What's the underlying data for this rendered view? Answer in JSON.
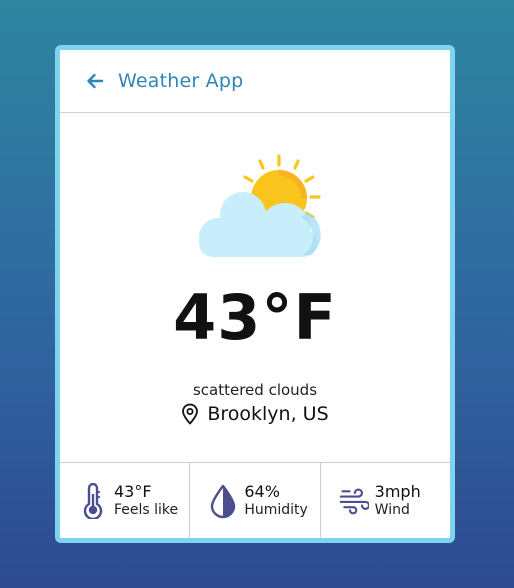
{
  "header": {
    "title": "Weather App"
  },
  "weather": {
    "icon": "partly-cloudy-icon",
    "temperature": "43°F",
    "description": "scattered clouds",
    "location": "Brooklyn, US"
  },
  "stats": [
    {
      "icon": "thermometer-icon",
      "value": "43°F",
      "label": "Feels like"
    },
    {
      "icon": "humidity-drop-icon",
      "value": "64%",
      "label": "Humidity"
    },
    {
      "icon": "wind-icon",
      "value": "3mph",
      "label": "Wind"
    }
  ],
  "colors": {
    "accent": "#2e86b8",
    "card_border": "#7fd3ee",
    "sun": "#f9c51d",
    "cloud": "#c8edfb",
    "stat_icon": "#4b4f8f"
  }
}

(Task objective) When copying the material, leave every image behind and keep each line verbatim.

(Finished exercise)
What's the underlying data for this rendered view? Answer in JSON.
{
  "header": {
    "title": "Weather App"
  },
  "weather": {
    "icon": "partly-cloudy-icon",
    "temperature": "43°F",
    "description": "scattered clouds",
    "location": "Brooklyn, US"
  },
  "stats": [
    {
      "icon": "thermometer-icon",
      "value": "43°F",
      "label": "Feels like"
    },
    {
      "icon": "humidity-drop-icon",
      "value": "64%",
      "label": "Humidity"
    },
    {
      "icon": "wind-icon",
      "value": "3mph",
      "label": "Wind"
    }
  ],
  "colors": {
    "accent": "#2e86b8",
    "card_border": "#7fd3ee",
    "sun": "#f9c51d",
    "cloud": "#c8edfb",
    "stat_icon": "#4b4f8f"
  }
}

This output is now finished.